• Smaller Small Medium Big Bigger
  • Default Helvetica Segoe Georgia Times

The dialogue amongst the people of God that Pope Francis has said is foundational to the Synod on Synodality has begun in the faith communities of the Diocese of San Bernardino.

Several parishes held the first of their Listening Sessions in January. These sessions are considered the primary vehicle for gathering feedback from the faithful during the consultation phase of the Synod. In many cases, they began by holding a listening session with a smaller group such as the parish staff or parish council.

“The staff has been very honest,” Father Timothy Do, pastor of St. Joseph Parish in Upland, said of the listening sessions with his staff. “[The parish synod team] and I just kept listening more than responding.”

Following the staff listening session, St. Joseph prepared written surveys for parishioners that were published in the parish bulletin. Fr. Do dedicated about 10 minutes of his homily at weekend Masses to explaining the Synod consultation.

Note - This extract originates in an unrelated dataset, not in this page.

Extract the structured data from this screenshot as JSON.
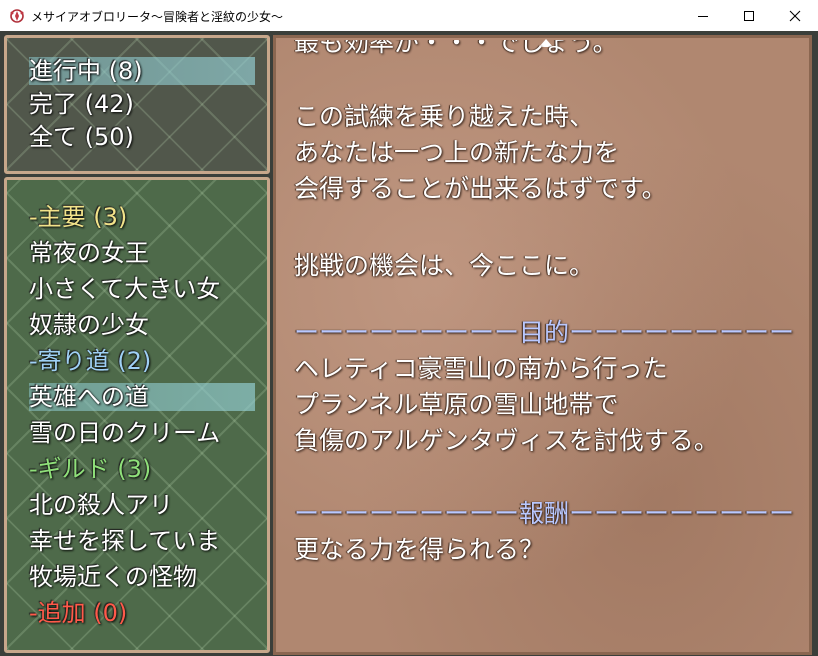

Parishioners were invited to take the surveys home and discuss them and the following week they were given a few minutes at Mass to fill them out.

“It’s been a blessing for the parish,” Fr. Do said. “It’s important for me as the pastor to know what’s going on.

“We’ve already learned a lot.”

At Sacred Heart Parish in Rancho Cucamonga, members of the Synod team were tasked with “going out” and engaging with members of the public that are not often encountered at the parish. The Synod Team at St. Peter and St. Paul parish in Alta Loma has scheduled listening sessions with parents of children and youth who are enrolled in Religious Education programs.

An important precursor to many pastors scheduling listening sessions in their parish was a listening session with the priests of the diocese and Bishop Alberto Rojas. The Jan. 18 gathering on Zoom included about 110 priests, including religious, externs and diocesan priests. The three-and-half-hour session included small and larger group sharing. Key questions posed to the priests included:

- How has the Diocese accompanied you in your ministry as a priest? How has it abandoned you?
- What are the concerns and worries of your parishioners?
- What would keep you enthusiastic as a priest?

“It was good to hear the sharing of the other priests, both good and bad,” said Father David Andel, JV, who co-facilitated the listening session. “I think people felt like they were heard. We wanted to give a good meeting that helped the priests start the listening sessions in their own parish.”

The Diocese continued to provide guidance to those members of parish synod teams who will be tasked with facilitating listening sessions. Trainings were held Jan. 18 and 19, which saw over 500 participants, and the Diocese published a 20-page facilitator’s guide and recorded instructional videos for each of the five training modules for facilitation.

All Synod resource materials, articles and videos can be viewed at https://www.sbdiocese.org/Synod/index.html.

The annual Combined Vicariate meetings, scheduled for Feb. 9 and Feb. 16, will focus largely on the Synod. Bishop Alberto Rojas will address the diocesan phase of the Synod, and Sister Nathalie Becquart, the keynote speaker, will address it from a more global perspective. The breakout sessions at the Combined Vicariate meetings will feature three panels representing different groups in the Diocese, including youth and young adult ministers, clergy and lay ministry leaders.

“They’ll be sharing responses and stories derived from questions in the Synod consultation materials,” said Dr. Amanda Alexander, Director of the Department of Ministry Formation Institute, and a member of the Diocesan Synod Core Team.

The consultation phase of the Synod is expected to last through Lent, after which the comments and feedback received will be reviewed and synthesized in a report due to the Vatican in October.

Fr. Andel said he believes listening and reflection among all the local participants in the Synod are key to the consultation.

“I think it’s important that we take it seriously and we look for the fingerprints of God in it,” he said.